“Some of the past quarter’s growth performance reflects a catch-up from the dismal first-quarter performance,” said Gad Levanon, director of macroeconomic and labor-market research at the Conference Board.
“But this stellar growth figure also suggests that the economy has gained some momentum and could hold on to this newfound dynamism through the second half of 2014,” he said.
Growth was boosted by a jump in consumer spending, which rose 2.5 percent, compared with 1.2 percent in the first quarter, the Commerce Department said.
Business investment surged 5.5 percent in the second quarter, after a 1.6 percent increase the previous quarter. Exports jumped 9.5 percent in the second quarter, after having decreased 9.2 percent in the first quarter.

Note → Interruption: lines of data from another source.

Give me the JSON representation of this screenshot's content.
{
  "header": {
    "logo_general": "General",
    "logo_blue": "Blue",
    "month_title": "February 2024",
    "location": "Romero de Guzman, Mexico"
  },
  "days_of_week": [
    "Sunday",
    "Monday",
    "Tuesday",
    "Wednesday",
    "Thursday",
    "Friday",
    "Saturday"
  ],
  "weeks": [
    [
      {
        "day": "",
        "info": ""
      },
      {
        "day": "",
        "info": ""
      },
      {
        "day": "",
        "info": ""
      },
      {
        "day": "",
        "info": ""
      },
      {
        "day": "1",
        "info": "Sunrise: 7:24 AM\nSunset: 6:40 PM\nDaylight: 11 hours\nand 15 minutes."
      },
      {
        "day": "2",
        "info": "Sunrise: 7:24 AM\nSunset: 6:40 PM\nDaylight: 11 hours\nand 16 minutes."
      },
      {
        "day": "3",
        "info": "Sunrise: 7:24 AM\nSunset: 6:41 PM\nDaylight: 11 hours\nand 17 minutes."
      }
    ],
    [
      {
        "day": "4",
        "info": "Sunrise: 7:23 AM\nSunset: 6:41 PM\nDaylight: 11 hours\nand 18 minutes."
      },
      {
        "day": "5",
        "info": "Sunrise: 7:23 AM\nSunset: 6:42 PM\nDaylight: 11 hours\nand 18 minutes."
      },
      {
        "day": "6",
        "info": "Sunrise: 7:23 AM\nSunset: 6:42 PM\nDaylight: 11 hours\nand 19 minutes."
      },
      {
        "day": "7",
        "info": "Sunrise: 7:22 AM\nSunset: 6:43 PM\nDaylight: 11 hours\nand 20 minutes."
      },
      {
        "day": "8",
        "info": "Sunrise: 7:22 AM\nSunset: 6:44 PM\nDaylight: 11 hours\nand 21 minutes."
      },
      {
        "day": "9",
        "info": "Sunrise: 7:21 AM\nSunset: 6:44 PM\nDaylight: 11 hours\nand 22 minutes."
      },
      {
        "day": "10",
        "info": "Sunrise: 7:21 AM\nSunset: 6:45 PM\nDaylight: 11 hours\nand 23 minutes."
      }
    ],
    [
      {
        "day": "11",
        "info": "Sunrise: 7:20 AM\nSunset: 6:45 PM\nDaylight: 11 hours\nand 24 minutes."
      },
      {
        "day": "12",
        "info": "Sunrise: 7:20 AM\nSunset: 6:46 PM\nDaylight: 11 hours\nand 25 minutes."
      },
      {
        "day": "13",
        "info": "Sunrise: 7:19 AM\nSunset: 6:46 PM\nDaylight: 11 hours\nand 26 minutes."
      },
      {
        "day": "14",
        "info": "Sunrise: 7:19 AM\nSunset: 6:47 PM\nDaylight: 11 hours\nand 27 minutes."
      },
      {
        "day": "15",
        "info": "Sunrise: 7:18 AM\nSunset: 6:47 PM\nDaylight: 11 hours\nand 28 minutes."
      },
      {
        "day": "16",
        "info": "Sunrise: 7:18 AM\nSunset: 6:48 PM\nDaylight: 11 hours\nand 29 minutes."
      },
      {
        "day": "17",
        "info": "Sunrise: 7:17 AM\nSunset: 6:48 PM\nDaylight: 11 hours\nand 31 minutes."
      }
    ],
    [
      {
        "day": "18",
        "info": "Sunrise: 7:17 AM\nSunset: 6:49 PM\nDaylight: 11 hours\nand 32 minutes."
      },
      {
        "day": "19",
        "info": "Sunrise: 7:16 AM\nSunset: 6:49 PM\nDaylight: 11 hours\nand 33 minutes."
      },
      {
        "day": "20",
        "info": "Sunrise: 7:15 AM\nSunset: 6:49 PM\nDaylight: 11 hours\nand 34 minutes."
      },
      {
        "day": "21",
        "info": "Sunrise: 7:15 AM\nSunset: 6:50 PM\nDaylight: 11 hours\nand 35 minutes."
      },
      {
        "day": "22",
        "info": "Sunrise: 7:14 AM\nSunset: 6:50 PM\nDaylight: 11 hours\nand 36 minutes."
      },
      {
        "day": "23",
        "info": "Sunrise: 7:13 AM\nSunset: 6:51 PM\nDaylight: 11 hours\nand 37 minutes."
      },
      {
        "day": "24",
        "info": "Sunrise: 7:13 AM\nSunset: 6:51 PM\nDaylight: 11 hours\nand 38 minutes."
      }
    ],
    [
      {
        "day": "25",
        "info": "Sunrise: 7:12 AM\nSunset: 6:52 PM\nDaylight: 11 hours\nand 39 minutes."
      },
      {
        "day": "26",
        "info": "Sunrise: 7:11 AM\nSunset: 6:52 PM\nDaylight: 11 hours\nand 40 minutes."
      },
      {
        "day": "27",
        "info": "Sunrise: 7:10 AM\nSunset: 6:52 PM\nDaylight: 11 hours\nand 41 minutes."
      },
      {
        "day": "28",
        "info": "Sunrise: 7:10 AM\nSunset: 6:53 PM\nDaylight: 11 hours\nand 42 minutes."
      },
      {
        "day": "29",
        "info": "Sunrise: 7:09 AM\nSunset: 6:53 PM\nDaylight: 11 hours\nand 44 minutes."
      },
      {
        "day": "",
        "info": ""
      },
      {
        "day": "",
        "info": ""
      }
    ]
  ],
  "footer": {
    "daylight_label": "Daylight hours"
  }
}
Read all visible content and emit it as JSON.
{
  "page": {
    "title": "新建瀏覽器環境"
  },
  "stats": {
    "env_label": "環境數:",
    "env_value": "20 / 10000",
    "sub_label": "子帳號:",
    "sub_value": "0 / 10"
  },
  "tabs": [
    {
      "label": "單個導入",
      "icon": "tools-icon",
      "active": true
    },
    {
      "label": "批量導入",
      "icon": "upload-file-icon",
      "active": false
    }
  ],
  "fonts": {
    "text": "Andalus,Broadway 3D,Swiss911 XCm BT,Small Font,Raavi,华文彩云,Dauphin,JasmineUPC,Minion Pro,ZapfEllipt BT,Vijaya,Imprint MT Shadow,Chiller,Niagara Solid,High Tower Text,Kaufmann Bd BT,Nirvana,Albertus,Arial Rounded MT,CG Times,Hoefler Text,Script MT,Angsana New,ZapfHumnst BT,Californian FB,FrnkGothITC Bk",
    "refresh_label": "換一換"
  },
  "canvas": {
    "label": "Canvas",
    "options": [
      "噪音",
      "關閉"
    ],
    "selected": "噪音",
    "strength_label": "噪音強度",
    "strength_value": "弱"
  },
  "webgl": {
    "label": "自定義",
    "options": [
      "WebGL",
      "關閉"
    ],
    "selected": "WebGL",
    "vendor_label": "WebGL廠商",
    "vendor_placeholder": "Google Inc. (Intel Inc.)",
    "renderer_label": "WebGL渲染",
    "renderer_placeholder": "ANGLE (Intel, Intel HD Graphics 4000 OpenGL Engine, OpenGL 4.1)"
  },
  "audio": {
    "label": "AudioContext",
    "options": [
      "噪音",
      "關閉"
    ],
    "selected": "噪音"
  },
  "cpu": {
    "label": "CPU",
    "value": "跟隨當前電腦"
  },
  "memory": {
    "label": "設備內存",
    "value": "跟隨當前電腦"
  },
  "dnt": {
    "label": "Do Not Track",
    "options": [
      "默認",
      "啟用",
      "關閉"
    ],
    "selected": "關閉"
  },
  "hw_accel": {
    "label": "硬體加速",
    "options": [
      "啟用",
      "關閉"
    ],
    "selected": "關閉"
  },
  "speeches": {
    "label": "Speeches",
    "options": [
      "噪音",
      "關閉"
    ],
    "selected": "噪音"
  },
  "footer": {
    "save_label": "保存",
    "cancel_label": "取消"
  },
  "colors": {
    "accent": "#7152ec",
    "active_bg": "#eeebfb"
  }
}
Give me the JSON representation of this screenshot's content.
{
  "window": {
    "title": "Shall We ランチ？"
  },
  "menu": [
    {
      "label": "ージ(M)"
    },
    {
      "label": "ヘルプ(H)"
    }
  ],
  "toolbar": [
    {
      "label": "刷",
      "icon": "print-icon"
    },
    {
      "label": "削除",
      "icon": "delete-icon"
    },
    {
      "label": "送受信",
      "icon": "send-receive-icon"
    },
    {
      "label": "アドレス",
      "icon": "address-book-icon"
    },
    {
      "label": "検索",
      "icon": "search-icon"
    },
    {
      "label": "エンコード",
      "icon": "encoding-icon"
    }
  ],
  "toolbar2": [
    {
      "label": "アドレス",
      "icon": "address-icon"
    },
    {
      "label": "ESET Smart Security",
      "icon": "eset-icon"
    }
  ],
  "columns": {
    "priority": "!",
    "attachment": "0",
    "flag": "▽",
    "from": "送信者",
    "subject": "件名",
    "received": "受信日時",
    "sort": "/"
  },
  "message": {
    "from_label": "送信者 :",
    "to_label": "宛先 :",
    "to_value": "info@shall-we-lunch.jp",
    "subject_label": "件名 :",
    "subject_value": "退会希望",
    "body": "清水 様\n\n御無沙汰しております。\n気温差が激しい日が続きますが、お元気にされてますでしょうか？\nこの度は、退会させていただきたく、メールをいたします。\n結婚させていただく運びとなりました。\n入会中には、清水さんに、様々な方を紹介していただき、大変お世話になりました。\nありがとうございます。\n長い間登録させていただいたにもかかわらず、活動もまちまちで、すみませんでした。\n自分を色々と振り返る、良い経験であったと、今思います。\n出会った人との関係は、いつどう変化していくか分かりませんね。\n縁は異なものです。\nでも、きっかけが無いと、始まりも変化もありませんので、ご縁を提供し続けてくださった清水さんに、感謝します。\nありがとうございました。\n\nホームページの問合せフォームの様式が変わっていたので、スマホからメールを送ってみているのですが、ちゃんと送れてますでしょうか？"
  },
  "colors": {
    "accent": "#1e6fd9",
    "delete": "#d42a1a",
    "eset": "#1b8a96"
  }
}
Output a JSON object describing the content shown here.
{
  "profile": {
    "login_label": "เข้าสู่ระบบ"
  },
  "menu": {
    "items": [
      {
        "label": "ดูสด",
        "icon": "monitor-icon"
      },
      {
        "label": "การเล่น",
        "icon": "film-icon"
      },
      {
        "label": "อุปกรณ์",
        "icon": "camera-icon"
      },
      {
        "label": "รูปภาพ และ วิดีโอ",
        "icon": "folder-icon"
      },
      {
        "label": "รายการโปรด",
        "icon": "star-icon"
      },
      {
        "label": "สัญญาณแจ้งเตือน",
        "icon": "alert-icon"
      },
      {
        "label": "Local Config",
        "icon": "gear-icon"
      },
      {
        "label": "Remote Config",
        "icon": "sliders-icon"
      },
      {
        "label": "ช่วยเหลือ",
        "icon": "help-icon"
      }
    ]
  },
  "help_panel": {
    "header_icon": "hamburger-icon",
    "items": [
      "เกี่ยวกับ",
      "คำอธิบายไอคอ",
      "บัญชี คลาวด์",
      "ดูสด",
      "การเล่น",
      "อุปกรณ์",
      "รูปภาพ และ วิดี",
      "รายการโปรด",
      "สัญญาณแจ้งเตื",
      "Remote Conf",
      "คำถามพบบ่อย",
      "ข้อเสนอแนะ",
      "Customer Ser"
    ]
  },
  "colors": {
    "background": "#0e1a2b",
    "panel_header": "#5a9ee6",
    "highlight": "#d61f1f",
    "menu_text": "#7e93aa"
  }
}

The 4 percent annual growth in the second quarter is the Commerce Department’s first estimate and could change with more data.
Bitter cold and heavy snow in much of the nation caused the economy to contract at a 2.1 percent annual rate in the first quarter. The Commerce Department revised the figure on Thursday, after reporting a 2.9 percent contraction last month.
That was just the second quarter since the Great Recession ended five years ago that the economy shrank. The economy had expanded at a 2.8 percent annual rate in the fourth quarter.
Economists had attributed the first-quarter contraction largely to the bad weather and expected a turnaround would begin in the spring.
Last week, the International Monetary Fund projected that the U.S. economy would expand at a 3 percent to 3.5 percent annual rate the rest of the year.
But the first quarter’s poor performance still would drag down overall growth for the year to a disappointing 1.7 percent, the worst since the recession ended in 2009, the IMF said.
Also Wednesday, payroll firm Automatic Data Processing said the private sector added 218,000 net new jobs in July. That was down from 281,000 in June and below analyst estimates, but still represents strong growth.
On Friday, the Labor Department is expected to report that the overall U.S. economy added about 233,000 net new jobs in July.
Such growth would be down from 288,000 net new jobs in June, but it would mark the sixth straight month the economy has added more than 200,000 new jobs. The last time that happened was in 1997.